** Opening EXERCISE INPUTS block **

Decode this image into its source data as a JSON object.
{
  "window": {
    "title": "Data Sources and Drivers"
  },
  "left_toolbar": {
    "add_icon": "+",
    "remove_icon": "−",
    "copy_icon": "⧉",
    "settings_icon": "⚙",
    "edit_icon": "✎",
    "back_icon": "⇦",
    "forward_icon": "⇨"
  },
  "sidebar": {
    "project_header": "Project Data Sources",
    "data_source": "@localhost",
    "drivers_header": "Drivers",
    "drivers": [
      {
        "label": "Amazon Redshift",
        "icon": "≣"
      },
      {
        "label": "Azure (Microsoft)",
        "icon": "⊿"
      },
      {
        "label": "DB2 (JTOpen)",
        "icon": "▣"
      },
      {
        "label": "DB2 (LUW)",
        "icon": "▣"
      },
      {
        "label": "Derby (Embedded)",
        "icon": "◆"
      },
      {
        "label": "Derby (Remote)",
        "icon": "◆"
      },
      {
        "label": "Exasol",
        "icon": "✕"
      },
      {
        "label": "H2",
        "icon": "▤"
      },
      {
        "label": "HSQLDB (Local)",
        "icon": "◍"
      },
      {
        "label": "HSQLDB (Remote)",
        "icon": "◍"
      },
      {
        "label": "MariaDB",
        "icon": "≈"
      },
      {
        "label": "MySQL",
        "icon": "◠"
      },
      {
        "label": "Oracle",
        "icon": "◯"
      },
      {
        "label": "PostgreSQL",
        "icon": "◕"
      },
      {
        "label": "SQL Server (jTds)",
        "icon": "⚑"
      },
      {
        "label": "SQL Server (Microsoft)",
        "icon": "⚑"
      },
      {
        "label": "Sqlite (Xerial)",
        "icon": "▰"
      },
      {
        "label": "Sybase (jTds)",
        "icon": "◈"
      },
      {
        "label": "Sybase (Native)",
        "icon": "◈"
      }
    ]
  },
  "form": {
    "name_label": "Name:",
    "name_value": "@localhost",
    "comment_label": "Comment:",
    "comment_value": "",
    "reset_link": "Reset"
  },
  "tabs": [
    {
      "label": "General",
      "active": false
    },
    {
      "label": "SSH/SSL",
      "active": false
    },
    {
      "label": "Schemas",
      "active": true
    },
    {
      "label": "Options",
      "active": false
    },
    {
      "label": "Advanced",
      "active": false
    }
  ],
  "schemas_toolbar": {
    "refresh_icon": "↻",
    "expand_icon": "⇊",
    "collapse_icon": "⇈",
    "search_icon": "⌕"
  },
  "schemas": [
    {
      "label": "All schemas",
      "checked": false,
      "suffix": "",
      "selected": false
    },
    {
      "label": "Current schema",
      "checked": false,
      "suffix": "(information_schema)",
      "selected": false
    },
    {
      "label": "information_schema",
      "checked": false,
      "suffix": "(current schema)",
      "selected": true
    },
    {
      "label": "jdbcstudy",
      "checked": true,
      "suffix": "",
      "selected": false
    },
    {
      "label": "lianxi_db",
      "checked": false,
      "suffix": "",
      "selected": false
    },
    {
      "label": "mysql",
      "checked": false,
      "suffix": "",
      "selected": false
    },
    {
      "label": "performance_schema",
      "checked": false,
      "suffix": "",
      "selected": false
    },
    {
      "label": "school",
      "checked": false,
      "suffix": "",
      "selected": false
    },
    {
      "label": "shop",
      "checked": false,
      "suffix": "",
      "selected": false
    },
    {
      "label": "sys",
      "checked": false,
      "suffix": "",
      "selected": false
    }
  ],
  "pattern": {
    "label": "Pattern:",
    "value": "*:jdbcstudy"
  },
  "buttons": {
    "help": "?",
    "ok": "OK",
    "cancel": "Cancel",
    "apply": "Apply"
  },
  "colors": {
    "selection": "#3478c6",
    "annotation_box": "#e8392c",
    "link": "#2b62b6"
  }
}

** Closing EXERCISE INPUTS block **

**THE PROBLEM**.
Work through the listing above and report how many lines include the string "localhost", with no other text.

**SOLUTION BELOW**.
2